Steve Lopez’s left arm felt like a piece of saltwater taffy. Sitting backstage at the American Airlines Center in Dallas, the UFC’s newest lightweight silently suffered while doctors worked to find the best angle for repairing his dislocated shoulder. The first try didn’t take, so they gave it another shot, stretching and pulling the limb in every direction. A few more twists and it finally clicked back into place.
But then, pop! It freed itself from the socket all over again.
“They had to do it a few times before it finally stuck,” says Lopez, who can still recount the incident as if it happened yesterday.
Anyone who witnessed the accident – the result of a seemingly standard left jab – might not have realized the extent of the damage. Lopez immediately conceded in the opening of the second round, but it couldn’t have been that bad. He’d been down this path before; the shoulder was a recurring problem. He even eschewed immediate medical attention to watch opponent Jim Miller have his hand raised in victory.
In truth, the pain was agonizing. “It took everything I had to suck it up and tell myself to deal with things later in the back room,” he says. “I had to keep my game face on – what am I going to do, cry in front of the cameras?”
Tough as nails, he survived the physical pain. More distressing was the mental anguish of dropping his first big fight. An Indiana native who quickly built a 12-1 record in local shows, the 26-year-old had higher hopes for his Octagon debut. He would have even settled for a loss if it had come in any other form.
“Taking the fight on short notice, all I wanted to do was put on a great show,” says Lopez. “I look at it as the Chris Lytle approach – if I could treat it like a brawl and walk away with a Fight of the Night bonus, a win doesn’t necessarily matter. But when a fight ends because of a fluke, it’s another kind of disappointment. I don’t even know what I can take away from it because it’s not like someone grabbed my arm and caused the damage – it happened because I threw a punch. It was my own unintentional undoing.”
Before you assume that his shoulder is now the Achilles’ heel in his game, Lopez warns that surgery and a one-year hiatus have pretty much rendered it a non-issue.
“If I learned one thing about training, it’s to take your injuries seriously,” says Lopez. “The reason things went the way they did in my last fight is probably because I didn’t do the proper rehab on it the first time around. This time I worked with some of the best surgeons and now everything is great.”
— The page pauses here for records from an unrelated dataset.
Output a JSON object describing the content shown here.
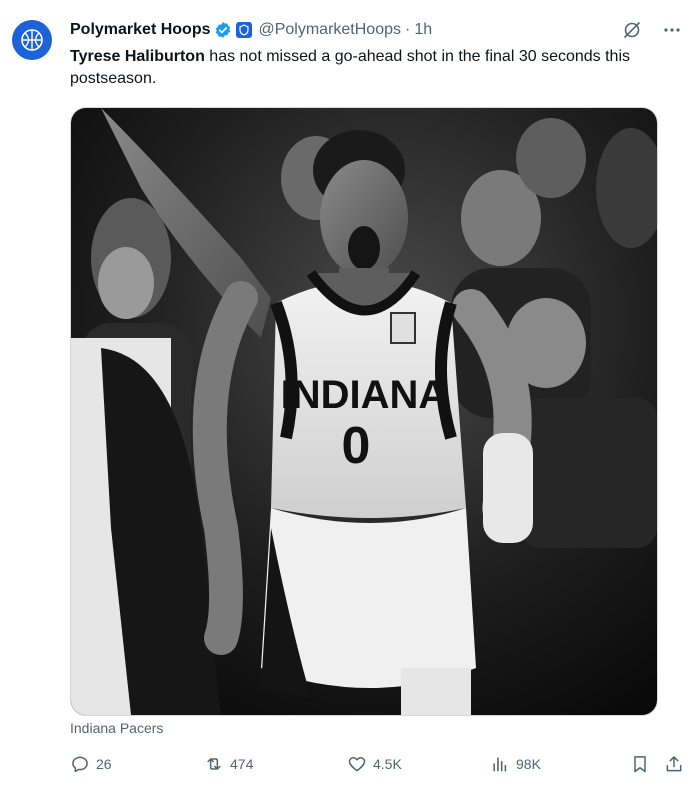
{
  "author": {
    "display_name": "Polymarket Hoops",
    "handle": "@PolymarketHoops",
    "separator": "·",
    "time": "1h",
    "avatar_icon": "basketball-globe-icon",
    "verified_icon": "verified-badge-icon",
    "affiliation_icon": "affiliate-badge-icon"
  },
  "tweet": {
    "bold_text": "Tyrese Haliburton",
    "text": " has not missed a go-ahead shot in the final 30 seconds this postseason."
  },
  "media": {
    "jersey_team": "INDIANA",
    "jersey_number": "0",
    "tagged": "Indiana Pacers"
  },
  "actions": {
    "replies": "26",
    "reposts": "474",
    "likes": "4.5K",
    "views": "98K"
  },
  "colors": {
    "accent": "#1d9bf0",
    "avatar_bg": "#1d62d8",
    "muted": "#536471"
  }
}
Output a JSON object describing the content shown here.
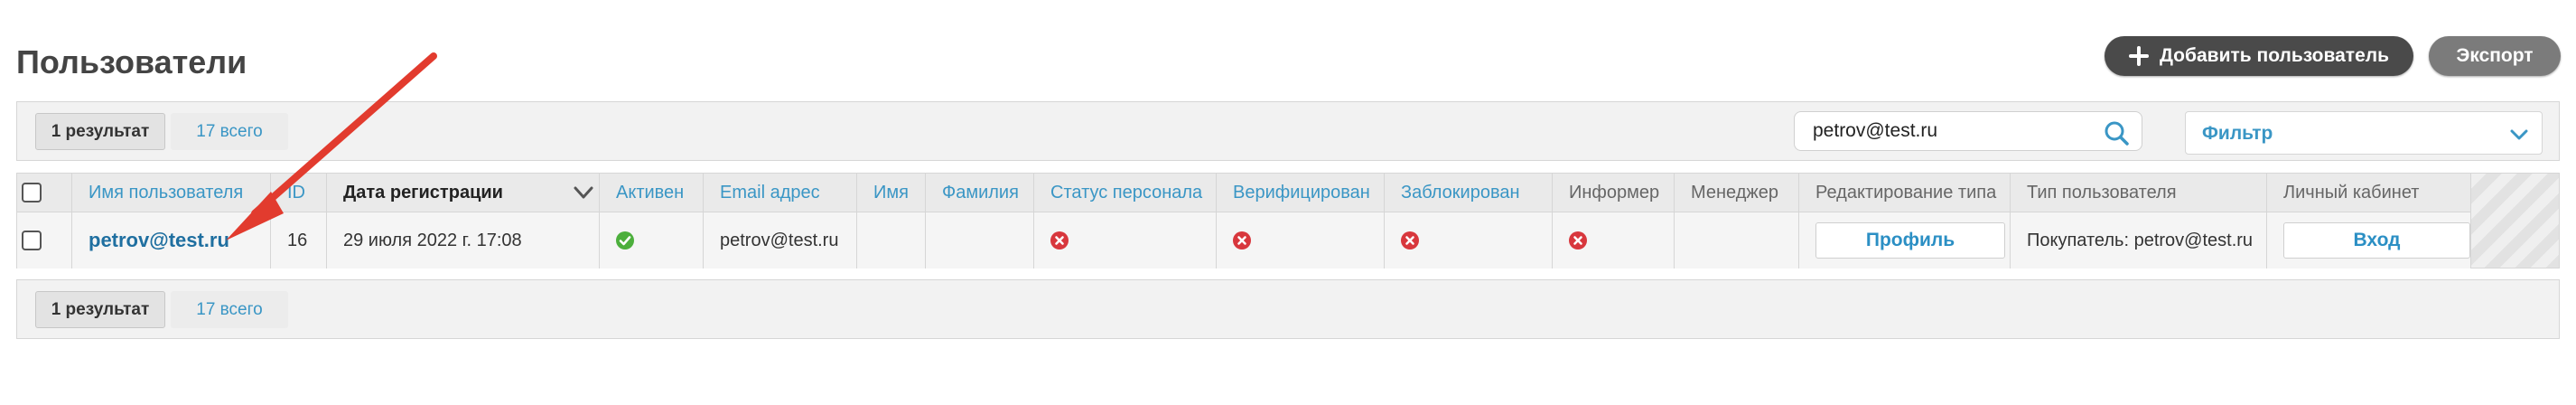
{
  "page": {
    "title": "Пользователи"
  },
  "actions": {
    "add_user": "Добавить пользователь",
    "export": "Экспорт"
  },
  "summary": {
    "result_count": "1 результат",
    "total": "17 всего"
  },
  "search": {
    "value": "petrov@test.ru"
  },
  "filter": {
    "label": "Фильтр"
  },
  "table": {
    "columns": {
      "username": "Имя пользователя",
      "id": "ID",
      "registered": "Дата регистрации",
      "active": "Активен",
      "email": "Email адрес",
      "first_name": "Имя",
      "last_name": "Фамилия",
      "staff_status": "Статус персонала",
      "verified": "Верифицирован",
      "blocked": "Заблокирован",
      "informer": "Информер",
      "manager": "Менеджер",
      "type_edit": "Редактирование типа",
      "user_type": "Тип пользователя",
      "cabinet": "Личный кабинет"
    },
    "rows": [
      {
        "username": "petrov@test.ru",
        "id": "16",
        "registered": "29 июля 2022 г. 17:08",
        "active": true,
        "email": "petrov@test.ru",
        "first_name": "",
        "last_name": "",
        "staff_status": false,
        "verified": false,
        "blocked": false,
        "informer": false,
        "manager": "",
        "type_edit_button": "Профиль",
        "user_type": "Покупатель: petrov@test.ru",
        "cabinet_button": "Вход"
      }
    ]
  },
  "colors": {
    "accent": "#3a96c5",
    "ok": "#4caf3c",
    "error": "#d8373d",
    "arrow": "#e23b2e"
  }
}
With that, Lopez is looking redeem himself on September 25 when he faces Waylon Lowe at UFC 119.
Lowe (also 0-1 in the UFC) will also look to bounce back from a loss – his to The Ultimate Fighter 2 veteran Melvin Guillard at UFC 114. Despite being knocked out with a knee in the first round, the Philly-based fighter still brings eight previous wins in his overall career. The most recent was a first-round KO only five months old.
Lopez isn’t impressed. “He’s a really tough wrestler but I think he’s a little one-dimensional,” he says. “One of the big reasons this is a good match is because we’re both just starting out and coming off of a loss. Otherwise I think I know what type of fighter he is. And even if I’m wrong, I’m ready for anything.”
That level of confidence is largely due to his new training camp, Xtreme Couture. Lopez made the move to Las Vegas in June and says that the opportunity to train with such high-caliber lightweights (the list includes UFC stalwarts Gray Maynard and Tyson Griffin, as well as newcomer Evan Dunham) has helped his game tremendously.
He’s quick to add that he parted ways with his old gym, Midwest Martial Arts, on amicable terms. “We had tough guys at 135 and 185, but that left no one for me to work out with,” he says. “It was all about finding the toughest guys in my weight class, and Couture’s got ‘em.”
Even if his new crew has helped bring him up a level, Lopez knows that he’ll have a hard time proving this to fans. His biggest regret at UFC 103 was not making more of an effort to showcase what was in his arsenal.
“Because of what happened, I didn’t have a chance to go for takedowns or show off any formal technique,” he says. “And I’m not sure if I even wanted to because I wanted to brawl. I don’t really talk about my plan of attack in advance, but I will say that this time you can expect to see some real skill and strategy being executed.”
With the fight being hosted at the Conseco Fieldhouse in Indianapolis, Indiana, Lopez will also have the home advantage on his side. He’ll have come a long way from time he first tuned into UFC 1 in his living room in South Bend, and he says, “It will mean a lot to have my friends and family see me at a live event there.”
Healthy, happy, and fighting in front of a home crowd, the stage is set for Lopez to do things right this time. An impressive win can potentially excuse his last loss – a chance that many fighters aren’t afforded. But even if it doesn’t, he hopes that you share the same positive take that he does.
If anyone shapes his or her opinion of Lopez based on the Miller fight, he says, “the impression shouldn’t be that I lost, but that I have a high pain tolerance and am always game for any opponent.”
Kind of like his shoulder, just give him another chance to stick.